    ‘Despite the creativity of Joyce Bernal, we doubt if this would be more interesting than the bland 1 a.m. meetings of the Inter-agency Task Force, recorded by the Palace…’

    TODAY, if plans do not miscarry, President Duterte will personally go to the Batasang Pambansa building and deliver his 5th State of the Nation Address (SONA) before a joint session of Congress. Due to the ongoing COVID-19 pandemic, only a sparse group of representatives will be on hand to hear speech. Security and health protocols have been laid out quite sternly, as expected in any presidential outing, especially this very important one, even in normal times when there is no pandemic.

    True to his unquestioned loyalty, DILG Secretary Eduardo Año has countermanded the Philippine National Police’s maximum tolerance policy which it tries to adhere to during rallies and mass demonstrations. On July 23, four days before the scheduled SONA, Año issued a directive to all local government units to deny any rally permit application during Duterte’s SONA. This unnumbered advisory is in fact being cited by Quezon City Mayor Joy Belmonte in upping the protest resistance, pushing rallyists further away from the Batasan to the UP Diliman area.

    Año and the police will most likely seek the legal cover of social distancing, etc. under the Bayanihan to Heal as One law, a measure that has already lapsed. But who will dare argue legal issues with baton-wielding cops in the midst of a riotous rally? Then, the PNP can still invoke local ordinances on the wearing of face masks, keeping physical distance among people in public places, etc. in view of the pandemic.

    Where protests against the President are concerned, Año and the Inter-Agency Task Force are fast to act in enforcing protocols on public health. But in the case of the motley crowd of locally stranded individuals awaiting transportation to the provinces at the Rizal Memorial Stadium, Año and the Inter-Agency Task Force have not shown a modicum of concern.

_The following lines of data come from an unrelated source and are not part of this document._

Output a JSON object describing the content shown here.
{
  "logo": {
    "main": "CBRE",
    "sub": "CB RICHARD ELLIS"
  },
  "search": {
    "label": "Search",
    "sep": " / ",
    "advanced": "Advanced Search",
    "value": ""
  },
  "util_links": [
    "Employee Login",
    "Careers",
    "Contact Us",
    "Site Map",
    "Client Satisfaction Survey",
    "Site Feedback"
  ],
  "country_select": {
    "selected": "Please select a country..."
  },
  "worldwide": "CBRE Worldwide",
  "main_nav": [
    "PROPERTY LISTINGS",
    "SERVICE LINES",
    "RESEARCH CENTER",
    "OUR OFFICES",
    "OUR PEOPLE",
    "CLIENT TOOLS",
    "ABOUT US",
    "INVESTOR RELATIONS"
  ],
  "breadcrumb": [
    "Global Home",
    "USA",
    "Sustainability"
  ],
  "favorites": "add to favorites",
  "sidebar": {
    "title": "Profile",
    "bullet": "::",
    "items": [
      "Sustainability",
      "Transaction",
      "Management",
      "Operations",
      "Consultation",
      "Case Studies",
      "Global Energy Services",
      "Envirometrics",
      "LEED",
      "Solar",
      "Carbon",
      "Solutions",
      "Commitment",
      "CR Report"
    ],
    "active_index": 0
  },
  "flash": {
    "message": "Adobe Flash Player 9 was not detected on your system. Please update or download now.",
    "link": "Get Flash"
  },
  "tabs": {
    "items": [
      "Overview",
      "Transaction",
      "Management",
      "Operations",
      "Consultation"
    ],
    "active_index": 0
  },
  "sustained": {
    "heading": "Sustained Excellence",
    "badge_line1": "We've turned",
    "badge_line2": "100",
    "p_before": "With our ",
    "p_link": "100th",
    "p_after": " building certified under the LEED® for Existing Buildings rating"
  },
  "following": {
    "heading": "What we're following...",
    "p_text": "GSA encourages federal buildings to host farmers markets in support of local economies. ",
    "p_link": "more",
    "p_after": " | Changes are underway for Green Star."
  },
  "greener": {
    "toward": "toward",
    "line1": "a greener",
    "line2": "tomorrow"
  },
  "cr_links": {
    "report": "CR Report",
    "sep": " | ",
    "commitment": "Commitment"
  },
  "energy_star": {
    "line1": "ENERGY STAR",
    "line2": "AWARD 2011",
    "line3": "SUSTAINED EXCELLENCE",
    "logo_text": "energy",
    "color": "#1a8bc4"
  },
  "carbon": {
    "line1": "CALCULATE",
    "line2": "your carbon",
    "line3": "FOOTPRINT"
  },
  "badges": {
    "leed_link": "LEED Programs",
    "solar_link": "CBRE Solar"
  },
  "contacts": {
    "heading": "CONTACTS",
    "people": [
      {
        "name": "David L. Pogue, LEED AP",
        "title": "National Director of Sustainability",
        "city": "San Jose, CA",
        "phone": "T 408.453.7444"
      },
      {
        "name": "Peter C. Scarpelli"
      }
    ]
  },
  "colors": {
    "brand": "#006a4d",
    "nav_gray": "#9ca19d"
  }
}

    Two government officials sharing their thoughts on the issue show at least that this government will not readily trample on the Constitution even with the convenient excuse provided by the coronavirus. Justice Secretary Menardo Guevarra affirmed that the right to peaceably assemble is enshrined in the Constitution and everybody should follow.

    Jacqueline de Guia of the Commission on Human Rights (CHR) supported this position, and why wouldn’t she when her commission is in charge of exactly that — defending the human rights of Filipinos. De Guia is correct in saying that freedom of expression, the freedom of assembly, are protected by the Charter and other existing laws, including the Public Assembly Act or Batas Pambansa 880.

    We have had many SONAs, from President Ferdinand Marcos to Duterte, and each one was inevitably held with groups of noisy and disgruntled Filipinos outside the legislature. The activity in Congress is expected by many to start and end without any incident, as many Filipinos consider these rallies as no big deal, only traffic bottlenecks, yet Año chose to display his dogged loyalty to Duterte, and mess up the soup. Now that the Secretary of Interior and Local Government has taken an unnecessary combative stance, the more the protesters’ rage has been stoked, and the fire of indignation has surged.

    What do we want or expect to hear from President Duterte in this year’s SONA? Despite the creativity of Joyce Bernal, we doubt if this would be more interesting than the bland 1 a.m. meetings of the Inter-agency Task Force, recorded by the Palace, but aired on nationwide TV up to 3 a.m. when most everybody is asleep.